While you would like to stroll through this park, green next to the beach, and speak f about the young girl trailing the kite, her father’s indifference, her mother’s worry. The plot of their lives. You would show your compassion, your effortless coherence of plot, your comfortable turns of phrase. You’re hardbound.

The Electric Suturist sinks under the ground, travels through the valley of a grass blade, rushes past the pink-trimmed seven year old, climbs up the wind-fluid twist of wire, and sways down to the world from the kite. The Electric Suturist texturizes things. The Electric Suturist feels and makes you feel the salt-wood Seagrove Park sign, the sea bordering rope on the piling highlighted as human hair. Her hair. His hair. Mermaid hair? The endlessness of metaphor.

At any given moment there is enough in the park: people, color, and movement to sustain the Electric Suturist for the duration of his writing life. Total sensory immersion will save the day indefinitely. Any back-story can be indicated in the huff (or is it the thrash?) of waves, the whistle (or caress) or wind. Is that cloud the shape of divorce or a Richter portrait? Is today’s embrace (or punishment) from the sun wholly new or an empty repetition of hours? The Electric Suturist presents you with the hypnotist twitch of the kite string over and over, as yarn or garrote.

Why ever leave this park (this park that is the same as your house, the pod of your car or any place that can hold light)? Any place where you (and the Electric Suturists) step is perfectly color-blown by all these things.


Additional park-like thought: Blow-Up bringing into play tight white pants, negatives, Vanessa Redgrave, sex: all very interesting things. But the important is the proto-Electric Suturist photographer changing his life around an obscure image in the bushes. His careless photo of it is blown up over and over in the most important sequence in the film. Unwinding the electric truth from the ever-larger foliage is all that matters.

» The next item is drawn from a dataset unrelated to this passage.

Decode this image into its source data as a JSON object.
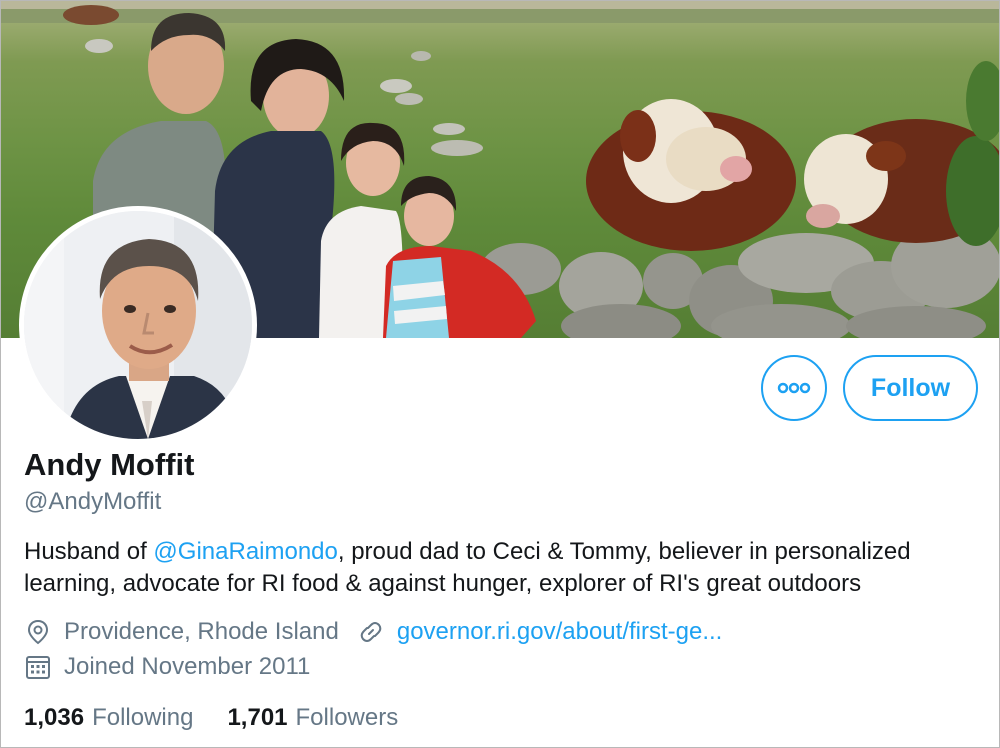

And on to someone even larger scale. The most important event in Abstract Expressionist Barnett Newman’s career was the discovery of the zip (the thin strip that breaks up his most significant paintings). I have co-opted the zip as a central part of Electric Suturist creation. You take a field in stark color, you add a zip, you have a work of art both ruptured (electrified) and healed (sutured) by a vertical line. The zip is a bolt in two senses: as something that holds the painting down and as something that streaks it, like lightning.

Electric Suturist.

Golden Girl

She's driving to court, her wet hair tied up tight, shiny and streaked with strands of gold. She only needs to check herself once in the rearview mirror. The early morning sun bursts a soft golden light as she passes a slow moving white truck and switches lanes. She shuttles down PCH in her gold chrome Jaguar.

There is a wound. The Electric Suturist does not follow the girl in the Jaguar as the standard narrator would do, but instead puts the car in reverse.

She's on her way to court.
She has a son.
She has a home three blocks from the beach, a one story modern colonial with a lone palm tree planted and swaying in the front.  
The garage can fit two cars, but at night only one returns.
The house is big enough for three, but only two stay.
She lives with her son alone.
She tucks her son in alone.
She sleeps alone.
She ties her wet hair tight in the mornings.
She has golden complexion golden hair and a golden car and drives only in golden light.
Early morning and before night.